╭─ SUPPLIED INFORMATION

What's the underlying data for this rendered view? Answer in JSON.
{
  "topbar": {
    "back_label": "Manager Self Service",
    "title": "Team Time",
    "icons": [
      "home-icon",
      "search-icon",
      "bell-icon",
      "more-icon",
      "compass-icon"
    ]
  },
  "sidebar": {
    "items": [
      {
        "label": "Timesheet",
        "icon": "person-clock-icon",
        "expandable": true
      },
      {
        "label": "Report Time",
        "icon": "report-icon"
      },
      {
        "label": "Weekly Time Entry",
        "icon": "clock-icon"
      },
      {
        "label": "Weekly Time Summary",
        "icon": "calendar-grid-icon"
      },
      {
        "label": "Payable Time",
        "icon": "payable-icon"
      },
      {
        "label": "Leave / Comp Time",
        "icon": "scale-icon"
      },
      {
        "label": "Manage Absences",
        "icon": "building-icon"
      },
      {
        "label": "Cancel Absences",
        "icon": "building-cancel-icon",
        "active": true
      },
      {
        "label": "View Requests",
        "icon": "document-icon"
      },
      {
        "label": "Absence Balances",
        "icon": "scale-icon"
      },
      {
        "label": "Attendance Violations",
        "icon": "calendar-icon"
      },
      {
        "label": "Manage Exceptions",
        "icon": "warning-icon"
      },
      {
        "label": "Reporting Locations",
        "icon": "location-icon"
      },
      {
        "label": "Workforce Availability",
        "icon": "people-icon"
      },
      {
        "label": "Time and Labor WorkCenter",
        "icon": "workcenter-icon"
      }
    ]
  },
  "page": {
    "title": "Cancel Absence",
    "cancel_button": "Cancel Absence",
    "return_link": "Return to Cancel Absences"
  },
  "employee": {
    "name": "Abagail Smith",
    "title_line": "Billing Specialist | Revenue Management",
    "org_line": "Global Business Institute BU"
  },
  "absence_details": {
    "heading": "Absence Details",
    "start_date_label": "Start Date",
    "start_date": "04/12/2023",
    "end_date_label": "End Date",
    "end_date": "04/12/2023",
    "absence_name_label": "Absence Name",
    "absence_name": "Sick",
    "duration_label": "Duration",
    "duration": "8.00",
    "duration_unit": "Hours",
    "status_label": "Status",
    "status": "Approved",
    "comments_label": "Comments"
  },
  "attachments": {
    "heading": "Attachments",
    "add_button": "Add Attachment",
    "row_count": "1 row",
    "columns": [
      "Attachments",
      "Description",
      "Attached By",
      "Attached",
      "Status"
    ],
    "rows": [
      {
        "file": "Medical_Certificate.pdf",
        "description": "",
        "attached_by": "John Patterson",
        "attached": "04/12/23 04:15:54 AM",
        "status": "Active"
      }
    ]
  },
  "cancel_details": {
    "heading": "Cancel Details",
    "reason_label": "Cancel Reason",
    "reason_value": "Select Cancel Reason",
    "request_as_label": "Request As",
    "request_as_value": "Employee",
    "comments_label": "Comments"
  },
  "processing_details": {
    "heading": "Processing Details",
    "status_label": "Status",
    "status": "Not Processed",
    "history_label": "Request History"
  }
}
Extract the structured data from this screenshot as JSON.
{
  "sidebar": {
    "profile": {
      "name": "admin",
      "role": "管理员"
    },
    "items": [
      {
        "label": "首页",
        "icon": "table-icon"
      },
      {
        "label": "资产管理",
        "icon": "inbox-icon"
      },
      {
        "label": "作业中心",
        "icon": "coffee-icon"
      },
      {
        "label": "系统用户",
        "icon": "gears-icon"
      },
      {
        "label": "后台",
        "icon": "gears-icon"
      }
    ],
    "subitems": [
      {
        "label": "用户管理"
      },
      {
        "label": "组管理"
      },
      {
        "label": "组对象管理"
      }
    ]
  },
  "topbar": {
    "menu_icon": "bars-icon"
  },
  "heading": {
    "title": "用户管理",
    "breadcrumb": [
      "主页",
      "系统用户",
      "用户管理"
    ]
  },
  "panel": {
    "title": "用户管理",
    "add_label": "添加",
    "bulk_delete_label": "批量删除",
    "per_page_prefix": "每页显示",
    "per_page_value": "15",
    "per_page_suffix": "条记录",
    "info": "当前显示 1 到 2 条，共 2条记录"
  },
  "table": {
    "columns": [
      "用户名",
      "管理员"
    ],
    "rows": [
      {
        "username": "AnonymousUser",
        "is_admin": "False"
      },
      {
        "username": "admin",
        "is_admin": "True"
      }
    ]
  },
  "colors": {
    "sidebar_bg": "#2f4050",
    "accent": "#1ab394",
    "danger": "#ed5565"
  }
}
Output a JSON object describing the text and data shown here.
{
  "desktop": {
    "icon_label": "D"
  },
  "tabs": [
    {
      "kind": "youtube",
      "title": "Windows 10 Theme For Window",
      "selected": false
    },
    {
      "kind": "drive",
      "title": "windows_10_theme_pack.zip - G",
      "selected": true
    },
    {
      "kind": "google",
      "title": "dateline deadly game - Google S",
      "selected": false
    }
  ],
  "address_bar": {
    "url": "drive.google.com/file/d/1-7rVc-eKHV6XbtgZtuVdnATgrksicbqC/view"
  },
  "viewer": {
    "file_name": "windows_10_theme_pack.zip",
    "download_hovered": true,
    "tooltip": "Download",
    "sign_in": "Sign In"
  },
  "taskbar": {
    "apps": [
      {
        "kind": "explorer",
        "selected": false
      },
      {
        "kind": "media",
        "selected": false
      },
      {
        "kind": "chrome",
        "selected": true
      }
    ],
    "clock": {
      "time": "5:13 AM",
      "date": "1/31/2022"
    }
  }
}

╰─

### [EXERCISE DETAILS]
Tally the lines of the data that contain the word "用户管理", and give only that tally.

### [ANSWER TO THIS EXERCISE]
4